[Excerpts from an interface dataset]
----
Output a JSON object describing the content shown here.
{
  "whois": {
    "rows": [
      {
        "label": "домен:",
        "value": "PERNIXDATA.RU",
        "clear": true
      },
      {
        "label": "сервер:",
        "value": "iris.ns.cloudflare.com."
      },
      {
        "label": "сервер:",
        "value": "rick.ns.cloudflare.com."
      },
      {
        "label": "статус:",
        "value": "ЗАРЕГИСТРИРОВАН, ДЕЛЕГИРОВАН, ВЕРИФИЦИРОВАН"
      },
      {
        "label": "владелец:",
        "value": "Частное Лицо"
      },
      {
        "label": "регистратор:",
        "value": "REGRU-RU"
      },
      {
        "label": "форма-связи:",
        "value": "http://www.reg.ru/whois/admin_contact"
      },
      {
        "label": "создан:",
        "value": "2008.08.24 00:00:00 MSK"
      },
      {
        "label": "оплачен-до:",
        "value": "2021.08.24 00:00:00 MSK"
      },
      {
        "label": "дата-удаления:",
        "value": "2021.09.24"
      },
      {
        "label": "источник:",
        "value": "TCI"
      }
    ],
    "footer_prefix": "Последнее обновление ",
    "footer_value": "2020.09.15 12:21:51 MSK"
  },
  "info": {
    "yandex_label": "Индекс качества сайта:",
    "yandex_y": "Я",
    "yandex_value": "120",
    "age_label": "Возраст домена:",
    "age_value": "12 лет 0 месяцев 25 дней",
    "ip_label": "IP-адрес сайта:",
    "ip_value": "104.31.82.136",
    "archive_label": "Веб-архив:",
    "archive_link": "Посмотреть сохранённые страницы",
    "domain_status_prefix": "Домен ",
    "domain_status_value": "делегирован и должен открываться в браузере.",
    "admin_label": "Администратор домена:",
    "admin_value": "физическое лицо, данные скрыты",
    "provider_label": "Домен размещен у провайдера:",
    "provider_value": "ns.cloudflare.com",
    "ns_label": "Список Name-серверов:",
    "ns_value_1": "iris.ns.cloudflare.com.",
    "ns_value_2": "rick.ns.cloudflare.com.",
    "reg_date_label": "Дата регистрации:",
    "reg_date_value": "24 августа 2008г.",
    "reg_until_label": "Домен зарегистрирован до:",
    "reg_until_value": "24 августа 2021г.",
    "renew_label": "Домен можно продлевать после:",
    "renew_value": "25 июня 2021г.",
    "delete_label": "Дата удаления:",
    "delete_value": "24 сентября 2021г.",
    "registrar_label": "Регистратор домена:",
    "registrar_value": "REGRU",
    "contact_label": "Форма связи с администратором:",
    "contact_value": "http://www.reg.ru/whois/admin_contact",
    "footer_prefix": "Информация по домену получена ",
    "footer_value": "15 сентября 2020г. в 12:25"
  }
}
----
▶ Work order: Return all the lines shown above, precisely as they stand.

▶ Solved exercise:
Output a JSON object describing the content shown here.
{
  "whois": {
    "rows": [
      {
        "label": "домен:",
        "value": "PERNIXDATA.RU",
        "clear": true
      },
      {
        "label": "сервер:",
        "value": "iris.ns.cloudflare.com."
      },
      {
        "label": "сервер:",
        "value": "rick.ns.cloudflare.com."
      },
      {
        "label": "статус:",
        "value": "ЗАРЕГИСТРИРОВАН, ДЕЛЕГИРОВАН, ВЕРИФИЦИРОВАН"
      },
      {
        "label": "владелец:",
        "value": "Частное Лицо"
      },
      {
        "label": "регистратор:",
        "value": "REGRU-RU"
      },
      {
        "label": "форма-связи:",
        "value": "http://www.reg.ru/whois/admin_contact"
      },
      {
        "label": "создан:",
        "value": "2008.08.24 00:00:00 MSK"
      },
      {
        "label": "оплачен-до:",
        "value": "2021.08.24 00:00:00 MSK"
      },
      {
        "label": "дата-удаления:",
        "value": "2021.09.24"
      },
      {
        "label": "источник:",
        "value": "TCI"
      }
    ],
    "footer_prefix": "Последнее обновление ",
    "footer_value": "2020.09.15 12:21:51 MSK"
  },
  "info": {
    "yandex_label": "Индекс качества сайта:",
    "yandex_y": "Я",
    "yandex_value": "120",
    "age_label": "Возраст домена:",
    "age_value": "12 лет 0 месяцев 25 дней",
    "ip_label": "IP-адрес сайта:",
    "ip_value": "104.31.82.136",
    "archive_label": "Веб-архив:",
    "archive_link": "Посмотреть сохранённые страницы",
    "domain_status_prefix": "Домен ",
    "domain_status_value": "делегирован и должен открываться в браузере.",
    "admin_label": "Администратор домена:",
    "admin_value": "физическое лицо, данные скрыты",
    "provider_label": "Домен размещен у провайдера:",
    "provider_value": "ns.cloudflare.com",
    "ns_label": "Список Name-серверов:",
    "ns_value_1": "iris.ns.cloudflare.com.",
    "ns_value_2": "rick.ns.cloudflare.com.",
    "reg_date_label": "Дата регистрации:",
    "reg_date_value": "24 августа 2008г.",
    "reg_until_label": "Домен зарегистрирован до:",
    "reg_until_value": "24 августа 2021г.",
    "renew_label": "Домен можно продлевать после:",
    "renew_value": "25 июня 2021г.",
    "delete_label": "Дата удаления:",
    "delete_value": "24 сентября 2021г.",
    "registrar_label": "Регистратор домена:",
    "registrar_value": "REGRU",
    "contact_label": "Форма связи с администратором:",
    "contact_value": "http://www.reg.ru/whois/admin_contact",
    "footer_prefix": "Информация по домену получена ",
    "footer_value": "15 сентября 2020г. в 12:25"
  }
}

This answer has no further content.